Under the terms of a recent contract, the company will provide its Modular Active Protection System (MAPS) base kit, which includes an open-architecture processor that integrates vehicle sensors and countermeasures in a common framework to detect, track and defeat rocket-propelled grenades and anti-tank guided missiles.
"Lockheed Martin partnered with the U.S. Army in 2014 to develop MAPS as a safe and secure vehicle defense system that protects warfighters from a variety of anti-armor threats,” said David Rohall, program manager for Advanced Ground Vehicle Systems at Lockheed Martin. “Since then, the MAPS base kit has proven itself in multiple live-fire demonstrations. We’re ready to support integration and testing on a variety of Army combat vehicles, the final step before the Army makes a formal decision on fielding this capability.”
Under the 36-month contract, Lockheed Martin will deliver five production-ready base kits with an option for up to 20, and support Army integration and testing on Abrams, Armored Multi-Purpose Vehicle, Bradley and Stryker vehicles. The contract also covers developing base kit support for vehicle protection capabilities beyond active protection, such as underbelly blast protection.
Lockheed Martin’s MAPS base kit supports the rapid integration of MAPS-compliant sensors and countermeasures.
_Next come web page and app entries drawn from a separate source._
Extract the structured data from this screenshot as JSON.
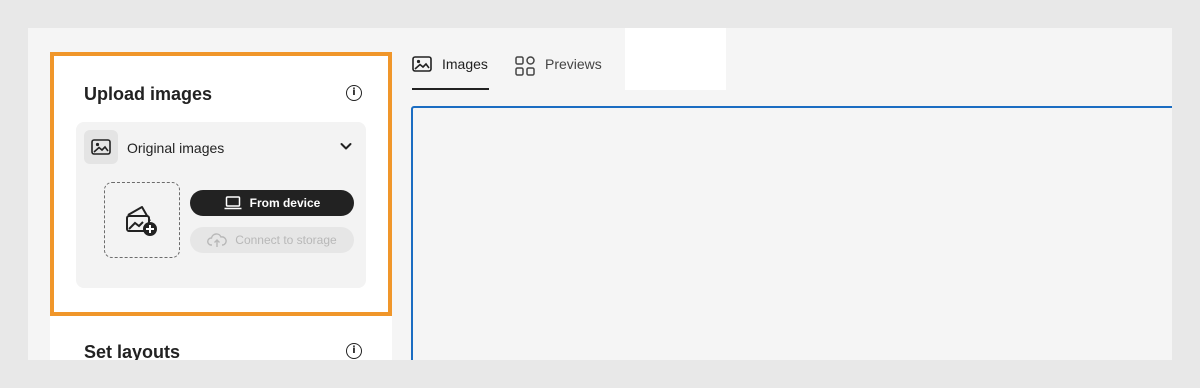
{
  "upload_panel": {
    "title": "Upload images",
    "section_label": "Original images",
    "from_device_label": "From device",
    "connect_storage_label": "Connect to storage"
  },
  "layouts_panel": {
    "title": "Set layouts"
  },
  "tabs": [
    {
      "label": "Images",
      "active": true,
      "icon": "image-icon"
    },
    {
      "label": "Previews",
      "active": false,
      "icon": "grid-icon"
    }
  ],
  "colors": {
    "highlight": "#f0962a",
    "canvas_border": "#1b6dc2",
    "primary_button": "#222222"
  }
}
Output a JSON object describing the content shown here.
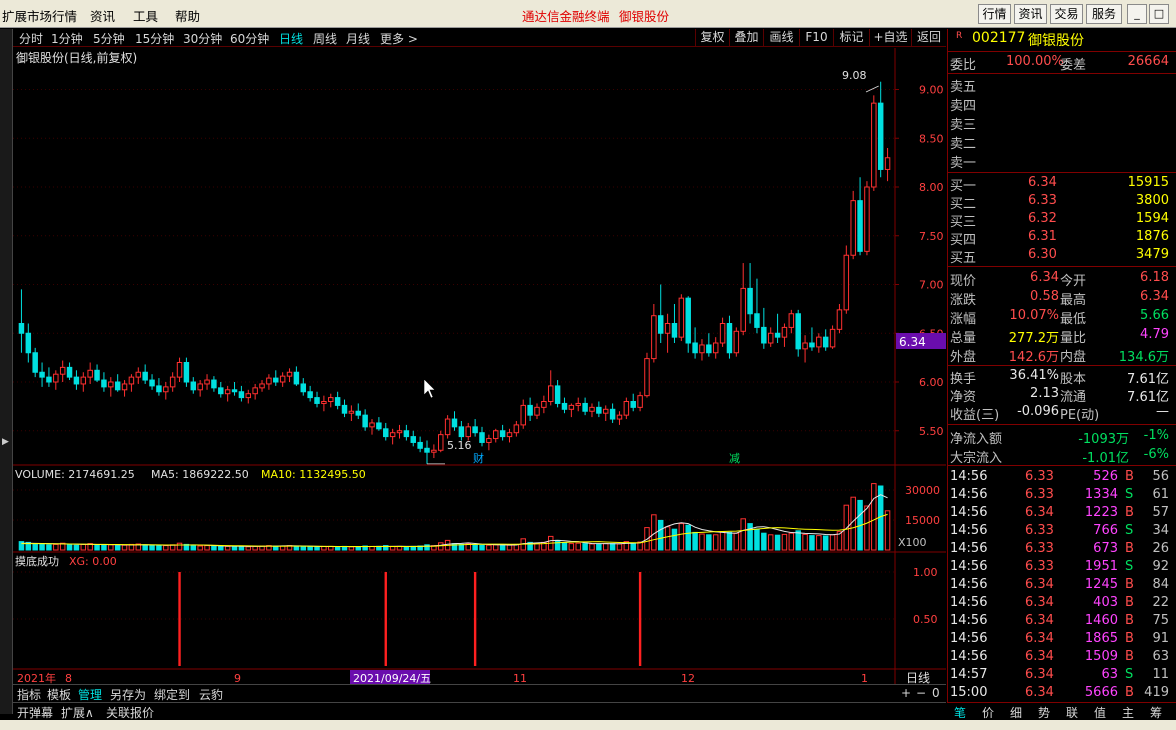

It is designed to protect current combat vehicles and support future vehicle protection system capabilities.